Task directions —
The records appear below. Repeat them exactly.

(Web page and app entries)
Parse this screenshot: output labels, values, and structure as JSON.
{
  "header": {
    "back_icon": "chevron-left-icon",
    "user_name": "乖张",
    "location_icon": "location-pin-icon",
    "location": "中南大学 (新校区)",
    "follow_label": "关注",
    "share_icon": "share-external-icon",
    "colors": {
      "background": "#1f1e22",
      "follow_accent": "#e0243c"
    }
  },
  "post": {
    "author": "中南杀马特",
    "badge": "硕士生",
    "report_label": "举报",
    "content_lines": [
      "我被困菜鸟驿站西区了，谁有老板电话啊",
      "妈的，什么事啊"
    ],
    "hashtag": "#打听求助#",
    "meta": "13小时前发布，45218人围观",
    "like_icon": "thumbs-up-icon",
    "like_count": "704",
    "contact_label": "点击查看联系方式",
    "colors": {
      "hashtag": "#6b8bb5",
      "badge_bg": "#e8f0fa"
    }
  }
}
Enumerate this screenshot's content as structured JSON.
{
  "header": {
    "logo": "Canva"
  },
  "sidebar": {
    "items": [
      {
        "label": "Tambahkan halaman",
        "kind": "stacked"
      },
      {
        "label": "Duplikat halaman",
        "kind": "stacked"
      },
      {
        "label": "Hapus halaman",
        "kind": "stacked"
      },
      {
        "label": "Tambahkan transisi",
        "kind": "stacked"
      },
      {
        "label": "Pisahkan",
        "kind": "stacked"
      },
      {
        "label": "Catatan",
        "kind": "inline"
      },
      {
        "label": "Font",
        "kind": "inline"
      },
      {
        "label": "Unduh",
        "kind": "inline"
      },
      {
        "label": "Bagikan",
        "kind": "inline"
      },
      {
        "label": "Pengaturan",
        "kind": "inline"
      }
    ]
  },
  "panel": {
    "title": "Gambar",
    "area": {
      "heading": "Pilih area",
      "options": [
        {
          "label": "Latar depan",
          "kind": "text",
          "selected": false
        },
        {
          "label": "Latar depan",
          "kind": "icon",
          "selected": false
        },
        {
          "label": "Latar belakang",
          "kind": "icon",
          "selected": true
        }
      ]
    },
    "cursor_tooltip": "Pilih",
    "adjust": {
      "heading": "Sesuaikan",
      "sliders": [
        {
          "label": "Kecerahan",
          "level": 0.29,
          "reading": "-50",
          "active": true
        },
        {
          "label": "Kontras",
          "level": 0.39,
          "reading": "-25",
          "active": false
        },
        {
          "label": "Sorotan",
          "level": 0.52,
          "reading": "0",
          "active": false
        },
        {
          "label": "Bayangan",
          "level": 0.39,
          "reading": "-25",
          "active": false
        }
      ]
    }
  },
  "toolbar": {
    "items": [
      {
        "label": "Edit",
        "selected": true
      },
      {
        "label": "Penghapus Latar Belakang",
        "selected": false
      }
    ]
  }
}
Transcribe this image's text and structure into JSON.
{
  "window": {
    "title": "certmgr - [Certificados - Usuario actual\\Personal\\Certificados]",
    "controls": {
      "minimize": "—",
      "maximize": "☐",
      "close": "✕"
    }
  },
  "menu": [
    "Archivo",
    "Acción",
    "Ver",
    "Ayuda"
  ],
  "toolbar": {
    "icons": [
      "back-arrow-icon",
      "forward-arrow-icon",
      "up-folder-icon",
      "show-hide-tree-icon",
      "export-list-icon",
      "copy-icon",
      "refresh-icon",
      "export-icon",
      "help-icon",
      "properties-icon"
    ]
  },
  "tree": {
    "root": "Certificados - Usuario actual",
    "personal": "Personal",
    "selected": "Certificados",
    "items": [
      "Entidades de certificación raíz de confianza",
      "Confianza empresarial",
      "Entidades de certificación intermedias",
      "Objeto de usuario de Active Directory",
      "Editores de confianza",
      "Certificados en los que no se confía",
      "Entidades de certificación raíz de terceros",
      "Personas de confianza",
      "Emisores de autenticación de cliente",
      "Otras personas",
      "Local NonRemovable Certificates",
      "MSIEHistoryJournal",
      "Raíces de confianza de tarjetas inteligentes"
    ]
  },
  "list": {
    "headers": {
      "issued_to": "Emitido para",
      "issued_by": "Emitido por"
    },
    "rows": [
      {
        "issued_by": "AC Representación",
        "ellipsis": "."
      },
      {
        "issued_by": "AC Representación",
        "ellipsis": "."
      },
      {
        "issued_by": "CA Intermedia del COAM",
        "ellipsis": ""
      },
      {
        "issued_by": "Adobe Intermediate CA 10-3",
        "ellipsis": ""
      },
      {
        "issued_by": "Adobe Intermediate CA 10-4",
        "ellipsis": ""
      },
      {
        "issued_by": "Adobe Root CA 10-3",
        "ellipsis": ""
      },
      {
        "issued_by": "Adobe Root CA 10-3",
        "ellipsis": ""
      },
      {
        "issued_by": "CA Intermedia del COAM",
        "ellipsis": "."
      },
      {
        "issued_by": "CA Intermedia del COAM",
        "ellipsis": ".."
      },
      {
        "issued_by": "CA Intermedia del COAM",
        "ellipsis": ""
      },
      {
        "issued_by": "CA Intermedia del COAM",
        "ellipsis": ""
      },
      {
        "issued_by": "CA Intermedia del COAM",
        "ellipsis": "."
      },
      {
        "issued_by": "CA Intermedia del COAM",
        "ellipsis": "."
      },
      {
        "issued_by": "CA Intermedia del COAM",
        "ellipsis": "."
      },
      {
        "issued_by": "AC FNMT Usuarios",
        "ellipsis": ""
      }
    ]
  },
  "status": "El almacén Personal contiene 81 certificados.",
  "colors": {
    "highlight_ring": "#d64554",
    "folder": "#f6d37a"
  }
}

Answer to the problem —
Parse this screenshot: output labels, values, and structure as JSON.
{
  "header": {
    "back_icon": "chevron-left-icon",
    "user_name": "乖张",
    "location_icon": "location-pin-icon",
    "location": "中南大学 (新校区)",
    "follow_label": "关注",
    "share_icon": "share-external-icon",
    "colors": {
      "background": "#1f1e22",
      "follow_accent": "#e0243c"
    }
  },
  "post": {
    "author": "中南杀马特",
    "badge": "硕士生",
    "report_label": "举报",
    "content_lines": [
      "我被困菜鸟驿站西区了，谁有老板电话啊",
      "妈的，什么事啊"
    ],
    "hashtag": "#打听求助#",
    "meta": "13小时前发布，45218人围观",
    "like_icon": "thumbs-up-icon",
    "like_count": "704",
    "contact_label": "点击查看联系方式",
    "colors": {
      "hashtag": "#6b8bb5",
      "badge_bg": "#e8f0fa"
    }
  }
}
Enumerate this screenshot's content as structured JSON.
{
  "header": {
    "logo": "Canva"
  },
  "sidebar": {
    "items": [
      {
        "label": "Tambahkan halaman",
        "kind": "stacked"
      },
      {
        "label": "Duplikat halaman",
        "kind": "stacked"
      },
      {
        "label": "Hapus halaman",
        "kind": "stacked"
      },
      {
        "label": "Tambahkan transisi",
        "kind": "stacked"
      },
      {
        "label": "Pisahkan",
        "kind": "stacked"
      },
      {
        "label": "Catatan",
        "kind": "inline"
      },
      {
        "label": "Font",
        "kind": "inline"
      },
      {
        "label": "Unduh",
        "kind": "inline"
      },
      {
        "label": "Bagikan",
        "kind": "inline"
      },
      {
        "label": "Pengaturan",
        "kind": "inline"
      }
    ]
  },
  "panel": {
    "title": "Gambar",
    "area": {
      "heading": "Pilih area",
      "options": [
        {
          "label": "Latar depan",
          "kind": "text",
          "selected": false
        },
        {
          "label": "Latar depan",
          "kind": "icon",
          "selected": false
        },
        {
          "label": "Latar belakang",
          "kind": "icon",
          "selected": true
        }
      ]
    },
    "cursor_tooltip": "Pilih",
    "adjust": {
      "heading": "Sesuaikan",
      "sliders": [
        {
          "label": "Kecerahan",
          "level": 0.29,
          "reading": "-50",
          "active": true
        },
        {
          "label": "Kontras",
          "level": 0.39,
          "reading": "-25",
          "active": false
        },
        {
          "label": "Sorotan",
          "level": 0.52,
          "reading": "0",
          "active": false
        },
        {
          "label": "Bayangan",
          "level": 0.39,
          "reading": "-25",
          "active": false
        }
      ]
    }
  },
  "toolbar": {
    "items": [
      {
        "label": "Edit",
        "selected": true
      },
      {
        "label": "Penghapus Latar Belakang",
        "selected": false
      }
    ]
  }
}
Transcribe this image's text and structure into JSON.
{
  "window": {
    "title": "certmgr - [Certificados - Usuario actual\\Personal\\Certificados]",
    "controls": {
      "minimize": "—",
      "maximize": "☐",
      "close": "✕"
    }
  },
  "menu": [
    "Archivo",
    "Acción",
    "Ver",
    "Ayuda"
  ],
  "toolbar": {
    "icons": [
      "back-arrow-icon",
      "forward-arrow-icon",
      "up-folder-icon",
      "show-hide-tree-icon",
      "export-list-icon",
      "copy-icon",
      "refresh-icon",
      "export-icon",
      "help-icon",
      "properties-icon"
    ]
  },
  "tree": {
    "root": "Certificados - Usuario actual",
    "personal": "Personal",
    "selected": "Certificados",
    "items": [
      "Entidades de certificación raíz de confianza",
      "Confianza empresarial",
      "Entidades de certificación intermedias",
      "Objeto de usuario de Active Directory",
      "Editores de confianza",
      "Certificados en los que no se confía",
      "Entidades de certificación raíz de terceros",
      "Personas de confianza",
      "Emisores de autenticación de cliente",
      "Otras personas",
      "Local NonRemovable Certificates",
      "MSIEHistoryJournal",
      "Raíces de confianza de tarjetas inteligentes"
    ]
  },
  "list": {
    "headers": {
      "issued_to": "Emitido para",
      "issued_by": "Emitido por"
    },
    "rows": [
      {
        "issued_by": "AC Representación",
        "ellipsis": "."
      },
      {
        "issued_by": "AC Representación",
        "ellipsis": "."
      },
      {
        "issued_by": "CA Intermedia del COAM",
        "ellipsis": ""
      },
      {
        "issued_by": "Adobe Intermediate CA 10-3",
        "ellipsis": ""
      },
      {
        "issued_by": "Adobe Intermediate CA 10-4",
        "ellipsis": ""
      },
      {
        "issued_by": "Adobe Root CA 10-3",
        "ellipsis": ""
      },
      {
        "issued_by": "Adobe Root CA 10-3",
        "ellipsis": ""
      },
      {
        "issued_by": "CA Intermedia del COAM",
        "ellipsis": "."
      },
      {
        "issued_by": "CA Intermedia del COAM",
        "ellipsis": ".."
      },
      {
        "issued_by": "CA Intermedia del COAM",
        "ellipsis": ""
      },
      {
        "issued_by": "CA Intermedia del COAM",
        "ellipsis": ""
      },
      {
        "issued_by": "CA Intermedia del COAM",
        "ellipsis": "."
      },
      {
        "issued_by": "CA Intermedia del COAM",
        "ellipsis": "."
      },
      {
        "issued_by": "CA Intermedia del COAM",
        "ellipsis": "."
      },
      {
        "issued_by": "AC FNMT Usuarios",
        "ellipsis": ""
      }
    ]
  },
  "status": "El almacén Personal contiene 81 certificados.",
  "colors": {
    "highlight_ring": "#d64554",
    "folder": "#f6d37a"
  }
}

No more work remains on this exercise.